The Florence-born John Singer Sargent was part of the rather bohemian "Broadway Group", who were mainly American artists, all living at working at Broadway near the close of the nineteenth century.

Among them were the painters Francis Millet and Edwin Abby, and writers including Henry James and Edmund Gosse.

An artistic community, in fact, settled around "the monastic ruin" known as Abbots Grange.

Gosse described Abbots Grange as "a mediaeval ruin, a small ecclesiastical edifice, which was very roughly repaired so as to make a kind of refuge for us, and there, in the morning, Henry James and I would write, while Abbey and Millet painted on the floor below, and Sargent and Parsons tilted their easels just outside".

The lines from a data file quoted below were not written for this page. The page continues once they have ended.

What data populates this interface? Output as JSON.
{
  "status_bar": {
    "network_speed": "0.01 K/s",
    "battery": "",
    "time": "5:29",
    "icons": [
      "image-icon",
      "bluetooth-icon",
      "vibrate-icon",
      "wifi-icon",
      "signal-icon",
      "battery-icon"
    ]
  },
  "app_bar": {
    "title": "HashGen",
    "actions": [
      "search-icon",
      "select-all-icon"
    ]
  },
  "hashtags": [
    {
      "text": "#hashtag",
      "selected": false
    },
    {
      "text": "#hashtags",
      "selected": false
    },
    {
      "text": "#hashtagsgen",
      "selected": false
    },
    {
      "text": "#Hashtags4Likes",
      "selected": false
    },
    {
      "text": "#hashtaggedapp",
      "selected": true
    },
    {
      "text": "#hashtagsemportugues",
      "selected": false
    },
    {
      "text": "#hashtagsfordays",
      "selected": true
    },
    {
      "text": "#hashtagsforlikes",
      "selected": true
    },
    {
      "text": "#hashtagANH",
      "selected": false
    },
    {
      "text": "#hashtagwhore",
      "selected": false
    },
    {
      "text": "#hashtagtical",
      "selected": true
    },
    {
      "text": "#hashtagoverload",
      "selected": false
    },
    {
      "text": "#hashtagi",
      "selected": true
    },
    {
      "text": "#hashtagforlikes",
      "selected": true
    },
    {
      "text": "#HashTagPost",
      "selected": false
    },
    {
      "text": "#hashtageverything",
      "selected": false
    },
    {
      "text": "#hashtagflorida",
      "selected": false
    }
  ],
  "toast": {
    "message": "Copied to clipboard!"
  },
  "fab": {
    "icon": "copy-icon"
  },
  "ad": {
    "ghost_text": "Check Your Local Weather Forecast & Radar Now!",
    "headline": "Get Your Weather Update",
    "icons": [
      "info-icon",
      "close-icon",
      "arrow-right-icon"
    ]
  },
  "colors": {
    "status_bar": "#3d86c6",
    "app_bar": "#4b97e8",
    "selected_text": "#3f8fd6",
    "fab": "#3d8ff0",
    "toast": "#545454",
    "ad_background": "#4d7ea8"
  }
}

Gosse said: "We were all within shouting distance, and not much serious work was done, for we were in towering spirits and everything was food for laughter. Henry James was the only sedate one of all - benign, indulgent but grave, and not often unbending beyond a genial chuckle."

At Broadway, Sargent was to paint what is perhaps his most famous painting, Carnation, Lily, Lily, Rose.

The Tate Gallery, in an online article, gives the background for this work, which was completed in 1886: "The inspiration for this picture came during a boating expedition Sargent took on the Thames at Pangbourne in September 1885, with the American artist Edwin Austin Abbey, during which he saw Chinese lanterns hanging among trees and lilies.

"He began the picture while staying at the home of the painter F.D. Millet at Broadway, Worcestershire, shortly after his move to Britain from Paris. At first he used the Millets's five-year-old daughter Katharine as his model, but she was soon replaced by Polly and Dorothy Barnard, the daughters of the illustrator Frederick Barnard, because they had the exact hair colour Sargent was seeking. Dolly, aged eleven, is on the left; Polly, aged seven, is on the right."

The painting shows the girls with Chinese lanterns and surrounded by flowers, as twilight falls.

At the time of Sargent, Broadway - now a favourite spot for Japanese tourists - was remote from any railway line and was hard to get to: an ideal location for artists seeking peace and quiet in a rural setting.

The talk "Fizz and Crackle" will be by the art tutor, Mary Alexander, at the Evesham Arts Centre on Wednesday, February 8, from 8pm.

Tickets will be available on the door. Further details on, 01386 48883.